He said: "In the past five years, we have not competed against GoldenGate. And the reason for it is that we provide distinctly different technologies. The best way to characterise GoldenGate technology would be for data movement applications and that's why they are used primarily for high availability," Abbasi said. "The competitive landscape has not changed much over the years ... I expect that we will continue to enjoy as strong a partnership with Oracle as we do with HP and SAP and Microsoft."
Abbasi also said that the upcoming version 9 of PowerCenter will offer more features to attract business users, rather than IT users like data integration developers.
Microsoft has acknowledged that it had considered replacing the maligned storage engine in its Exchange email server software with its SQL Server database.
Yale University researchers have released an open-source parallel database that they say combines the data-crunching prowess of a relational database with the scalability of next-generation technologies such as Hadoop and MapReduce.
The coming Google Chrome Web-centric operating system could be a big boon for telecom vendors and wireless operators looking for another way to drive demand.
Embedded software maker Bsquare confirmed last week it has ported Adobe Systems' Flash mobile player to ARM-based smartphones and smartbooks running Google's Android operating system.
The meet-up in San Francisco last month had a whiff of revolution about it, like a latter-day techie version of the American Patriots planning the Boston Tea Party.
It seems Moore's Law doesn't apply to the next generation of Intel's Atom chips. The low-cost, power-sipping chips, codenamed "Pineview," will greatly improve upon both of those traits, but at the expense of any significant speed boost, according to authentic-looking specs leaked this month.

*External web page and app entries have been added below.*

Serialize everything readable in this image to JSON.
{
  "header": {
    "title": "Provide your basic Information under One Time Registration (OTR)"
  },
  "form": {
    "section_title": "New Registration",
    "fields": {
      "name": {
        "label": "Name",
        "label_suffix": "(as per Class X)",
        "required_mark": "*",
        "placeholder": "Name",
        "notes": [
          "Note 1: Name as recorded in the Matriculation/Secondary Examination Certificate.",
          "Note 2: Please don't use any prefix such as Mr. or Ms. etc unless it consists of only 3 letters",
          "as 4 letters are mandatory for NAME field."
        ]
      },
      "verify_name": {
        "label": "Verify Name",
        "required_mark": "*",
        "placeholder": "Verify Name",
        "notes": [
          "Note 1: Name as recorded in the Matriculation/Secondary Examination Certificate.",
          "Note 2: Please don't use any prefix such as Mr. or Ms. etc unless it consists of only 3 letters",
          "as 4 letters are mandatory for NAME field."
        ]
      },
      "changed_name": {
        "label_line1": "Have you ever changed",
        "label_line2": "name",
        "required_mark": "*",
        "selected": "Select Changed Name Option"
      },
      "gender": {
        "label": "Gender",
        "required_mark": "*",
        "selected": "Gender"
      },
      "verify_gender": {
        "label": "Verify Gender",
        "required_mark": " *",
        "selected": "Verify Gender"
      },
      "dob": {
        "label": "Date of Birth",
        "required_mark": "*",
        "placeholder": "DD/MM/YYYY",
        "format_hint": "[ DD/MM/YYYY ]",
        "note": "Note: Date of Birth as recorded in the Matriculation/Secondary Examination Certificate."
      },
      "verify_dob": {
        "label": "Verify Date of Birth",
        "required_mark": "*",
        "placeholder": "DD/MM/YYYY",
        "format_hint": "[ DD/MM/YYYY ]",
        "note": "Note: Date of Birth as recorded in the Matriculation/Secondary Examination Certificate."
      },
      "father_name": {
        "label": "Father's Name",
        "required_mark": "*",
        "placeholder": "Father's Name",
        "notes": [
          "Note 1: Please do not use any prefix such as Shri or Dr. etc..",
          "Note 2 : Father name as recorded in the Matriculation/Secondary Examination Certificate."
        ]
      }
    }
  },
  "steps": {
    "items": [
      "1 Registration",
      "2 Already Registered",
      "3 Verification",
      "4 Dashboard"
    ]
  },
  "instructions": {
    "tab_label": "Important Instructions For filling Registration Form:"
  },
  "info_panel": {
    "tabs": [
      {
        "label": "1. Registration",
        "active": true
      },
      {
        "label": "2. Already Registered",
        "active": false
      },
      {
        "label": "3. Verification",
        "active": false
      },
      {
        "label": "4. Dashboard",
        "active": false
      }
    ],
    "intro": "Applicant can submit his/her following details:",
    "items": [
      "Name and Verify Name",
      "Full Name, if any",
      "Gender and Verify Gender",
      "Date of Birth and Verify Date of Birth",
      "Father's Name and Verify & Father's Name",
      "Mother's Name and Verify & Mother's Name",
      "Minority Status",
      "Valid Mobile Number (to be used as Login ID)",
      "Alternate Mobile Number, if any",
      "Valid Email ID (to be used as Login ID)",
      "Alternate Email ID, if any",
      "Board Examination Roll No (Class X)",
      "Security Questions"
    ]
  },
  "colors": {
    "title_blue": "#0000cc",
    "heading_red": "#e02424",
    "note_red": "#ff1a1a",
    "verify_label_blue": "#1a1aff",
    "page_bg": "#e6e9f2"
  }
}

Nowadays, even regular web surfers know some of the things to avoid when designing a website for fast performance. Cut the number of requests to the web server. Shrink JPEG sizes. Employ a content delivery network vendor like Akamai Technologies or Limelight Networks.
The problem is, according to Steve Souders, steps like these aimed at optimising the web server make only a tiny impact.
"We used to tear apart the Apache [web server] code to figure out what Yahoo was doing," said Souders, who was Yahoo's chief performance engineer for several years before moving to Google in the same role.
If you still blanche at the term "netbook" for being an ungainly piece of vendor-speak, then prepare to be nauseated later this year as "smartbook" supporters start to bang that marketing drum.
Intel intends to appeal the European Commission's 1.06 billion Euro (NZ$2.43 billion) fine for anticompetitive behaviour in the chip market, with CEO Paul Otellini arguing that the EC "ignored or disregarded" evidence "refuting" its judgment.
Microsoft recently gave a strong, though qualified, endorsement for running Windows 7 on PCs equipped with solid-state disk (SSD) drives, saying it has tuned the upcoming operating system to run faster on the still-emerging storage technology.